With many small and medium Kiwi businesses facing cash-flow challenges and wanting to adapt to the new COVID-19 operating environment, service provider OneHQ is offering a new option.
Director Hamish McLachlan said the company's "tech-as-a-service" package is a new financial product which bundles hardware, software and services flexibly into a single subscription price.
“Auckland’s move to alert level three recently brought home the realisation that the Covid-19 disruption isn’t a once-off, and as a result, there has been a strong shift in focus to building resilience through technology," McLachlan said.
Cost, however, remained a barrier.
“We know that banks won’t finance hardware, software and IT projects.

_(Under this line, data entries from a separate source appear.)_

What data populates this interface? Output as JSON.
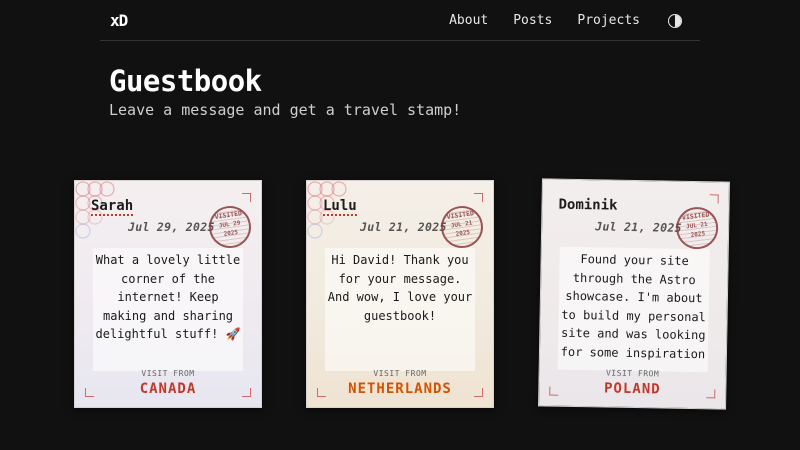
{
  "nav": {
    "logo": "xD",
    "links": [
      "About",
      "Posts",
      "Projects"
    ],
    "theme_icon": "contrast-icon"
  },
  "header": {
    "title": "Guestbook",
    "subtitle": "Leave a message and get a travel stamp!"
  },
  "entries": [
    {
      "name": "Sarah",
      "date": "Jul 29, 2025",
      "stamp": {
        "top": "VISITED",
        "mid": "JUL 29",
        "bot": "2025"
      },
      "message": "What a lovely little corner of the internet! Keep making and sharing delightful stuff! 🚀",
      "visit_from": "VISIT FROM",
      "country": "CANADA"
    },
    {
      "name": "Lulu",
      "date": "Jul 21, 2025",
      "stamp": {
        "top": "VISITED",
        "mid": "JUL 21",
        "bot": "2025"
      },
      "message": "Hi David! Thank you for your message. And wow, I love your guestbook!",
      "visit_from": "VISIT FROM",
      "country": "NETHERLANDS"
    },
    {
      "name": "Dominik",
      "date": "Jul 21, 2025",
      "stamp": {
        "top": "VISITED",
        "mid": "JUL 21",
        "bot": "2025"
      },
      "message": "Found your site through the Astro showcase. I'm about to build my personal site and was looking for some inspiration",
      "visit_from": "VISIT FROM",
      "country": "POLAND"
    }
  ]
}
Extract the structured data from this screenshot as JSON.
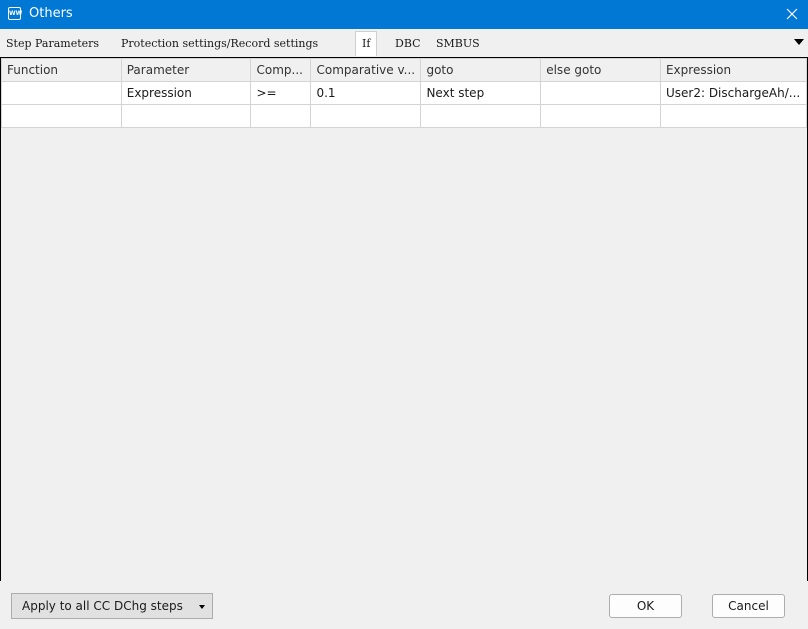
{
  "window": {
    "icon_text": "WW",
    "title": "Others"
  },
  "tabs": {
    "step_parameters": "Step Parameters",
    "protection": "Protection settings/Record settings",
    "if": "If",
    "dbc": "DBC",
    "smbus": "SMBUS",
    "active": "If"
  },
  "grid": {
    "columns": [
      "Function",
      "Parameter",
      "Comp...",
      "Comparative v...",
      "goto",
      "else goto",
      "Expression"
    ],
    "rows": [
      [
        "",
        "Expression",
        ">=",
        "0.1",
        "Next step",
        "",
        "User2: DischargeAh/..."
      ],
      [
        "",
        "",
        "",
        "",
        "",
        "",
        ""
      ]
    ]
  },
  "footer": {
    "apply_label": "Apply to all CC DChg steps",
    "ok_label": "OK",
    "cancel_label": "Cancel"
  },
  "colors": {
    "titlebar": "#0078d4",
    "background": "#f0f0f0",
    "grid_border": "#d4d4d4"
  }
}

It’s an essential need for SMEs, but funders won’t go near it," Lachlan said.
As a consequence, New Zealand businesses were "immature" in how they leverage technology and COVID-19 had caught them napping.
Many small and medium business owners had a rude awakening at the last level 4 lockdown because they still relied on old technology solutions such as the office-based server, he said.
"I’d estimate half of Kiwi SMEs are in that boat.”
Tech-as-a-service allows customers can scale up or down throughout their subscription term, allowing them to adjust to changing business conditions, McLachlan said.
"It’s the kind of financial product that SMEs need to help them operate in a Covid-19 world," he said.
“The lump-sum nature of technology costs has long been a barrier to progress, and as a result, we’ve lagged behind the OECD in staying at the cutting edge of technology solutions for business.”
Many businesses were between a rock and a hard place, McLachlan said.
“Lower sales and even tighter cashflows coupled to an imperative to re-engineer for resilience have left many wondering where to turn.
Tech-as-a-service helps businesses tap into the latest technology, services, skills and software by spreading out the lumpy costs through a subscription service."
For SMEs that are hindered by cashflow issues but need to build resilience into their business, McLachlan offered the following advice:
1. Build consensus
Get the key members of your team to agree on the pain points that are holding you back and determine the common areas of change that will have the most impact.
Develop a plan that utilises the right combination of technology, process and people changes to support your goals.
3. Spread it out
Change is better done in small steps towards the end goal.